Exercise instructions:
The output should be every line below that includes the word "JSON".

Working data below:

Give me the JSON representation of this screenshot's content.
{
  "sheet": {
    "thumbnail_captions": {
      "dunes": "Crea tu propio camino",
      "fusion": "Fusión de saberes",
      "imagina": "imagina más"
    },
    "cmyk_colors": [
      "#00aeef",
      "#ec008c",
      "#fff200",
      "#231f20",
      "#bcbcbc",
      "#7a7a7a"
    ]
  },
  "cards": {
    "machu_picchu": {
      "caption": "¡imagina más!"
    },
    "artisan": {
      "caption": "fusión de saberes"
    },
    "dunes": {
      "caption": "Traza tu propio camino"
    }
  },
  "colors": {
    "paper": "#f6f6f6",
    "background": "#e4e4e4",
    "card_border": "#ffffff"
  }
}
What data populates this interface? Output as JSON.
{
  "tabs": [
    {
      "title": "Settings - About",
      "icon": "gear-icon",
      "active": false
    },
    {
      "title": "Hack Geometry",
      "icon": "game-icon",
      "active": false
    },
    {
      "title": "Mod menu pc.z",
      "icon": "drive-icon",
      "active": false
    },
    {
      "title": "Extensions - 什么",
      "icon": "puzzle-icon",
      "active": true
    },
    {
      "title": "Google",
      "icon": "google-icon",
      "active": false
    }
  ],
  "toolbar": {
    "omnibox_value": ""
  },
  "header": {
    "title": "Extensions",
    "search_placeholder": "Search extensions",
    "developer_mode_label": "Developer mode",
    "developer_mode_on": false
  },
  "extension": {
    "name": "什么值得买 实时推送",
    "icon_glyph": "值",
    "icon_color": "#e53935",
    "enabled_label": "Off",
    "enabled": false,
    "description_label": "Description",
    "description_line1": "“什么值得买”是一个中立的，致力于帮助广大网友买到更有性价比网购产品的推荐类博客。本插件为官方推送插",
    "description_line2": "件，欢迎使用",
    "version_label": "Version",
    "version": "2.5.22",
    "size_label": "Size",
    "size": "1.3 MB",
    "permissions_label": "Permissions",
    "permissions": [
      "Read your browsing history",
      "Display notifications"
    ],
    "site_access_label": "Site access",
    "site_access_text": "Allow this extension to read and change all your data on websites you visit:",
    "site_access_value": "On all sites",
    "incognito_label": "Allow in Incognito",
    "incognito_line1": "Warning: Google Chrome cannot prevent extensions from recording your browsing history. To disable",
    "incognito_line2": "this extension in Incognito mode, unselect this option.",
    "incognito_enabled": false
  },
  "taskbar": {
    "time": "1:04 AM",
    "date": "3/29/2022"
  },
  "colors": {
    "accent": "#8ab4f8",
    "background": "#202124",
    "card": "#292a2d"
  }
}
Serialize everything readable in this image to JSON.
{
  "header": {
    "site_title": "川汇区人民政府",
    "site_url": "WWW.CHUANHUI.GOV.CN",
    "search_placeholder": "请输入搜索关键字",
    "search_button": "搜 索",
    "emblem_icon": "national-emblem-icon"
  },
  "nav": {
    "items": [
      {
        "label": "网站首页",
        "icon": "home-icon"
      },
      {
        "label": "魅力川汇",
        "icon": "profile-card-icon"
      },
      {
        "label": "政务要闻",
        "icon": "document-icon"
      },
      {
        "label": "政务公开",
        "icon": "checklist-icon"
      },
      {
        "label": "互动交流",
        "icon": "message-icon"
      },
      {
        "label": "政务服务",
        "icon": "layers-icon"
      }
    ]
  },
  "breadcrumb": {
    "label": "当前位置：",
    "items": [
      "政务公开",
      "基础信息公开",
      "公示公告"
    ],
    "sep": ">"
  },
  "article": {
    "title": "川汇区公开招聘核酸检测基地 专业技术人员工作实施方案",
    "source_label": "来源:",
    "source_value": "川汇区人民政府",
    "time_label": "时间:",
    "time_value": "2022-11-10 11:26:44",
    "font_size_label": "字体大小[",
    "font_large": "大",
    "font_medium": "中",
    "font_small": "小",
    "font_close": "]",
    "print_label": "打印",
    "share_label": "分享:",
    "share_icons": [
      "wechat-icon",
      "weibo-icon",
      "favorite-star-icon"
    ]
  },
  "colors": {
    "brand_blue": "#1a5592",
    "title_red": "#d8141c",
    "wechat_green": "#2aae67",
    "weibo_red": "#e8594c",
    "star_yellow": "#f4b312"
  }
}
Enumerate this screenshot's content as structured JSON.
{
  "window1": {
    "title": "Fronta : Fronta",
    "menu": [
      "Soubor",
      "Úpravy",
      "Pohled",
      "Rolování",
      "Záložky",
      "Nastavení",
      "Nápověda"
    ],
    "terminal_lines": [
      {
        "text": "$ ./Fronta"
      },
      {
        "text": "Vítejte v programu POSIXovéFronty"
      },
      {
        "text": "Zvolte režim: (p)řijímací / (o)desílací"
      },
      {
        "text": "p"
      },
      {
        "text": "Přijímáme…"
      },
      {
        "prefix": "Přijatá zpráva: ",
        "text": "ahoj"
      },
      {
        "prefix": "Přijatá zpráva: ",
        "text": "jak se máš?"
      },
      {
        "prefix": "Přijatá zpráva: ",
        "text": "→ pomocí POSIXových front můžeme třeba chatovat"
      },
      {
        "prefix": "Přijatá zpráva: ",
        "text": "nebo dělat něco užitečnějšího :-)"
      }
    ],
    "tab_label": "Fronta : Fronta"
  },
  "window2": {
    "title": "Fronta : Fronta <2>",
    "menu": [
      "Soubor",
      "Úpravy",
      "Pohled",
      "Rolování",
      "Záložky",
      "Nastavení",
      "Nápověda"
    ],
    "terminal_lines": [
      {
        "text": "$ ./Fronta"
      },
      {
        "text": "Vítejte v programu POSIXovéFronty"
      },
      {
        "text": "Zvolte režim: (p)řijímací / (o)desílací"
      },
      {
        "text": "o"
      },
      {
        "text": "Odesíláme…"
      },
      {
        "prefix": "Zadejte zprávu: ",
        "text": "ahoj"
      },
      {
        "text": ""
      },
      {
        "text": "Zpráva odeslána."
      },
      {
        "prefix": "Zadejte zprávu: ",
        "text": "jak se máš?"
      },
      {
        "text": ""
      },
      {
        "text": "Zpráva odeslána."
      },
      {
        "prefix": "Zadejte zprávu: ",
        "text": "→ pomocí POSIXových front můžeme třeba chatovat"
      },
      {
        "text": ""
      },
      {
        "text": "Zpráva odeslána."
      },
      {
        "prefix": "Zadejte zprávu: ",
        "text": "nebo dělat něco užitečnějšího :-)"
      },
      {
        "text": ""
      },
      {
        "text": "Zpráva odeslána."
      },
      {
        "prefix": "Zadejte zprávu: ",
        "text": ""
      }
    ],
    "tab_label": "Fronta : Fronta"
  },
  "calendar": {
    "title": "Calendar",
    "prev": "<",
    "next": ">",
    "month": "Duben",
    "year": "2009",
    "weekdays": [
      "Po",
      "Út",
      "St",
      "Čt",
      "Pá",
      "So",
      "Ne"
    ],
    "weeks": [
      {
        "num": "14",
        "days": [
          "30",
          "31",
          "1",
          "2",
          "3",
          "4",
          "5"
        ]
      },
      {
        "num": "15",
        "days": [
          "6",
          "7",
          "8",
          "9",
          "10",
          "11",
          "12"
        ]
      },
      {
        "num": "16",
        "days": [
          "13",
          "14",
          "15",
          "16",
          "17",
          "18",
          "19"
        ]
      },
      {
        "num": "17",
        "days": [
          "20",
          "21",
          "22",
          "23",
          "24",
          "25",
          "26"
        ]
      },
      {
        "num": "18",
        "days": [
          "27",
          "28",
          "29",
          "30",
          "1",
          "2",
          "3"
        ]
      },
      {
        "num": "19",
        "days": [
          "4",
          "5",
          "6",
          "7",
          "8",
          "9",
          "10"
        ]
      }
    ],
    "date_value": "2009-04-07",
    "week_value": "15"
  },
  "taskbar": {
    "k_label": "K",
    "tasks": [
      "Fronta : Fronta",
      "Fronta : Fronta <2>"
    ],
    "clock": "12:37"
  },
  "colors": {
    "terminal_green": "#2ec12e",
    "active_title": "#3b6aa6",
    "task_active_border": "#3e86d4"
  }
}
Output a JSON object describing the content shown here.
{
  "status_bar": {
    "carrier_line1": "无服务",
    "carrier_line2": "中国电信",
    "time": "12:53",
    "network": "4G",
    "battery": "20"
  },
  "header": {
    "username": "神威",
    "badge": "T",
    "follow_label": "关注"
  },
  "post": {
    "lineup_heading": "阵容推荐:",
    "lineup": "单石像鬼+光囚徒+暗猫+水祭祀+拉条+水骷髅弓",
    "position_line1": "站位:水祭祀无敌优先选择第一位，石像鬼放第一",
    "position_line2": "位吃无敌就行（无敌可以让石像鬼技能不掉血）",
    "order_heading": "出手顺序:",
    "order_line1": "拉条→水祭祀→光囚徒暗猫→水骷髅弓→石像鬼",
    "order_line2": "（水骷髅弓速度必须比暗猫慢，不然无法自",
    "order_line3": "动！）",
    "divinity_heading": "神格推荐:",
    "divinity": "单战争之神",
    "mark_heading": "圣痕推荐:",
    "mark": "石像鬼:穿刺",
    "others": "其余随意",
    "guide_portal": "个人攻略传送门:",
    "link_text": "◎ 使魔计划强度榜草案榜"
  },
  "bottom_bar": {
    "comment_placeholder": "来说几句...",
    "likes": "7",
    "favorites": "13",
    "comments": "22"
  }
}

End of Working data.

Response to the task:
Give me the JSON representation of this screenshot's content.
What data populates this interface? Output as JSON.
Serialize everything readable in this image to JSON.
Enumerate this screenshot's content as structured JSON.
Output a JSON object describing the content shown here.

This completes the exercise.